Hearing ourselves : globalisation, the state, local content and New Zealand radio.
Degree GrantorUniversity of Canterbury
Degree NameMaster of Arts
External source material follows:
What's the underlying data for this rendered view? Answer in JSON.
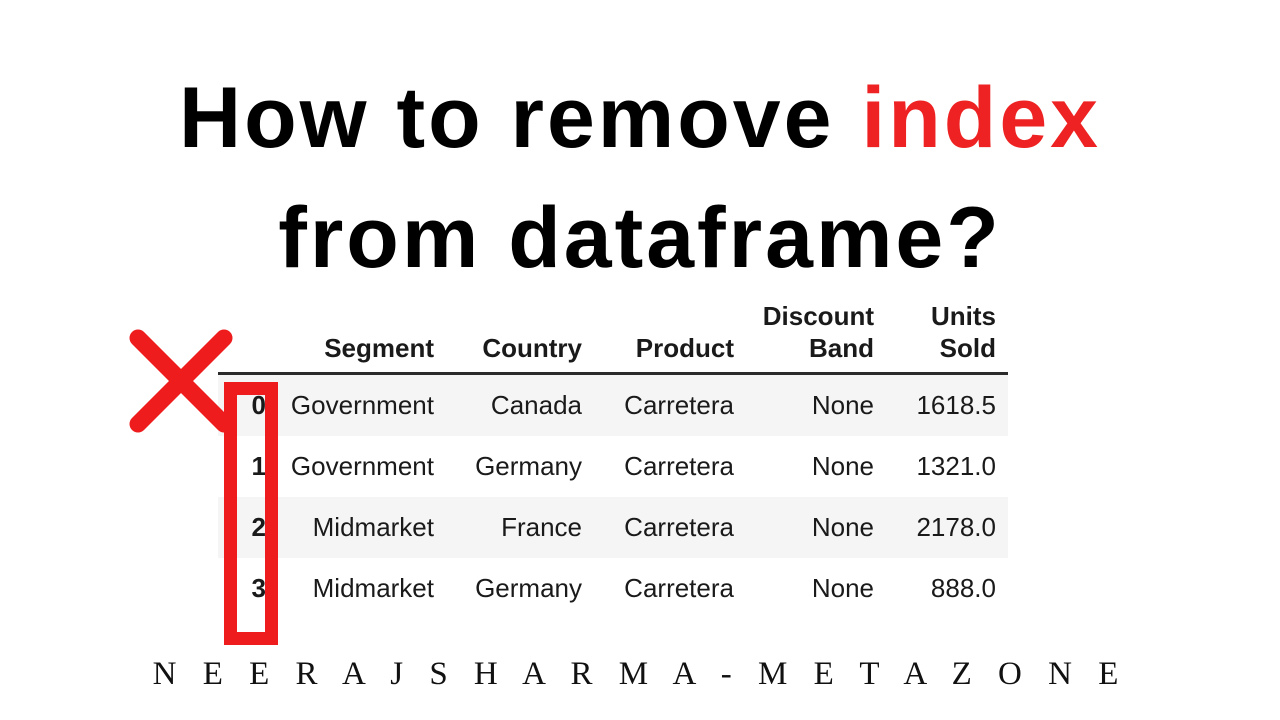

Local music content on New Zealand radio has increased markedly in the years between 1997, when content monitoring began, and January 2002. Several factors have contributed to this increase, including a shift in approach from musicians themselves, and the influence of a new generation of commercial radio programmers. At the heart of the process, however, are the actions of the New Zealand State in the field of cultural production. The deregulation of the broadcasting industry in 1988 contributed to an apparent decline in local music content on radio. However, since 1997 the State has attempted to encourage development of a more active New Zealand culture industry, including popular music. Strategies directed at encouraging cultural production in New Zealand have positioned popular music as a significant factor in the development and strengthening of ‘national’ or ‘cultural’ identity in resistance to the cultural pressures of globalisation. This thesis focuses on the issue of airtime for New Zealand popular music on commercial radio, and examines the relationship between popular music and national identity. The access of New Zealand popular music to airtime on commercial radio is explored through analysis of airplay rates and other music industry data, and a small number of in-depth interviews with radio programmers and other people active in the industry. A considerable amount of control over the kinds of music supported and produced in New Zealand lies with commercial radio programmers. In interviews, programmers expressed openness to the idea of playing New Zealand music on the radio, and an appreciation of the work of New Zealand on Air, while rejecting legislation setting quotas for local content. The Code of Practice for Local Music in Broadcasting introduced by the Radio Broadcasters Association in March 2002 offers a middle way between legislation requiring airtime for local music and the existing strategies of New Zealand on Air. However, New Zealand commercial radio is a nationally networked medium largely owned by global corporations, and its agendas are influenced by global commercial factors. These imperatives may not be consistent with attempts to use locally produced music to foster a unique New Zealand cultural identity. This thesis suggests that a New Zealand identity that is constructed through fostering New Zealand music on air will be a fluid and negotiated identity. It will reflect the need of the commercial music industry to ‘fit’ with international agendas, while maintaining points of difference and embracing localisation as a marketing tool.